Learn essential skills in order to produce insightful, ethical reporting — conduct interviews, create informative, entertaining content and discover the unseen.
Each city and town across the world has its own compelling stories to tell. This course will teach students how to capture the city’s rich fabric of people and events in words, pictures and sounds.
Participants will develop basic reporting skills: interviewing anyone anywhere, news judgment, writing compelling articles and pitching them to editors. Students will also practice thinking like reporters, crafting and pitching ideas, ridding their writing of clutter, fact-checking their work and keenly observing the city.

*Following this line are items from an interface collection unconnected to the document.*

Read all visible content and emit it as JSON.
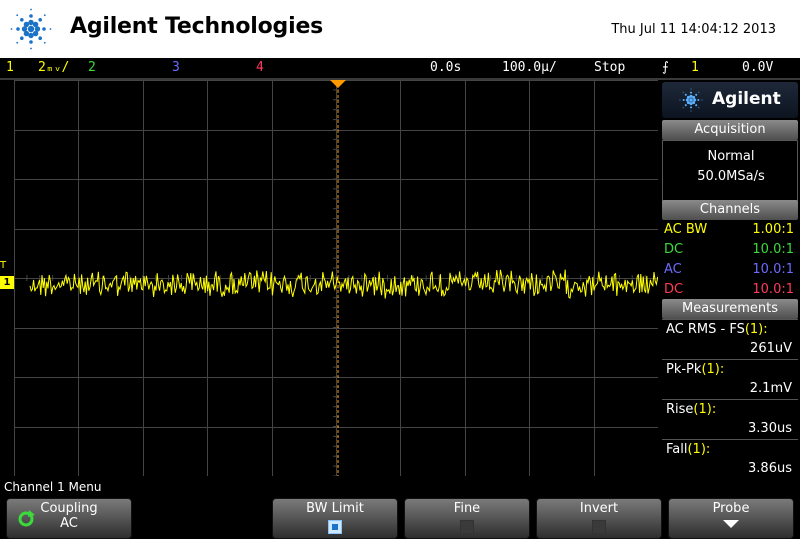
{
  "header": {
    "brand": "Agilent Technologies",
    "datetime": "Thu Jul 11 14:04:12 2013"
  },
  "status_bar": {
    "ch1": {
      "num": "1",
      "scale": "2ₘᵥ/",
      "color": "#ffff00"
    },
    "ch2": {
      "num": "2",
      "color": "#3adb3a"
    },
    "ch3": {
      "num": "3",
      "color": "#6b6bff"
    },
    "ch4": {
      "num": "4",
      "color": "#ff3b5c"
    },
    "delay": "0.0s",
    "timebase": "100.0µ/",
    "run_state": "Stop",
    "trigger_source": "1",
    "trigger_level": "0.0V"
  },
  "scope": {
    "ground_marker": "T",
    "channel_marker": "1",
    "trace_color": "#ffff00",
    "grid_color": "#444444",
    "trigger_line_color": "#ff9900"
  },
  "panel": {
    "logo": "Agilent",
    "acquisition": {
      "title": "Acquisition",
      "mode": "Normal",
      "sample_rate": "50.0MSa/s"
    },
    "channels": {
      "title": "Channels",
      "rows": [
        {
          "coupling": "AC BW",
          "probe": "1.00:1",
          "color": "#ffff00"
        },
        {
          "coupling": "DC",
          "probe": "10.0:1",
          "color": "#3adb3a"
        },
        {
          "coupling": "AC",
          "probe": "10.0:1",
          "color": "#6b6bff"
        },
        {
          "coupling": "DC",
          "probe": "10.0:1",
          "color": "#ff3b5c"
        }
      ]
    },
    "measurements": {
      "title": "Measurements",
      "items": [
        {
          "label": "AC RMS - FS",
          "channel": "(1):",
          "value": "261uV"
        },
        {
          "label": "Pk-Pk",
          "channel": "(1):",
          "value": "2.1mV"
        },
        {
          "label": "Rise",
          "channel": "(1):",
          "value": "3.30us"
        },
        {
          "label": "Fall",
          "channel": "(1):",
          "value": "3.86us"
        }
      ]
    }
  },
  "menu": {
    "title": "Channel 1 Menu",
    "softkeys": [
      {
        "label": "Coupling",
        "value": "AC"
      },
      {
        "label": "BW Limit",
        "checked": true
      },
      {
        "label": "Fine",
        "checked": false
      },
      {
        "label": "Invert",
        "checked": false
      },
      {
        "label": "Probe"
      }
    ]
  }
}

This course is taught by a wide variety of experts who leverage their personal areas of journalistic and topical expertise – covering social, political and personal challenges of our time – resulting in a unique learning experience for this introductory journalism course.
Virtual Site Visits
Visits will vary based on the instructors and terms. Possible virtual site visits include:
• Virtual tours of world-class museums such as the Metropolitan Museum of Art
• Neighborhood tours of culturally significant New York neighborhoods such as Jackson Heights and Chelsea
• NYC cultural events
Speakers and Lecturers
Speakers will vary with the instructors and terms. Previous speakers include:
• Mike Winerip, former investigative reporter, editor and political correspondent, The New York Times; novelist
• Kerri MacDonald, Social Media Photo Editor, The New York Times
• Amy Herman, Author: “The Art of Perception”
• Frank LoMonte, Executive Director, Student Law Press Center
• Emma Fitzsimmons, Transit Reporter, The New York Times
• Ada Calhoun, Freelance Reporter and Author
Summer Academy enables students to dive deep into a course of study, sharpening skills for their academic and professional futures. Each course is carefully designed to suit student interests and encourage intellectual curiosity.
• Leveraging expert Faculty knowledge and experience, students will learn how to conduct interviews and create content that informs and entertains.
• Students will learn how to determine what information is and is not newsworthy, gain skills to be discerning about sources and be challenged to step into the reader’s shoes.
• Completing a full reporting cycle from idea to article, students will produce short pieces as well as at least one well-polished longer piece.
Please note: All information is subject to change at the discretion of The School of The New York Times.
Cost and Session Information
Term 1: June 7 - June 18
Term 2: June 21 - July 2
Term 3: July 5 - July 16
Term 4: July 19 - July 30
Term 5: August 2 - August 13
*Listed program costs do not include course-specific lab and materials fees. Learn more on our website.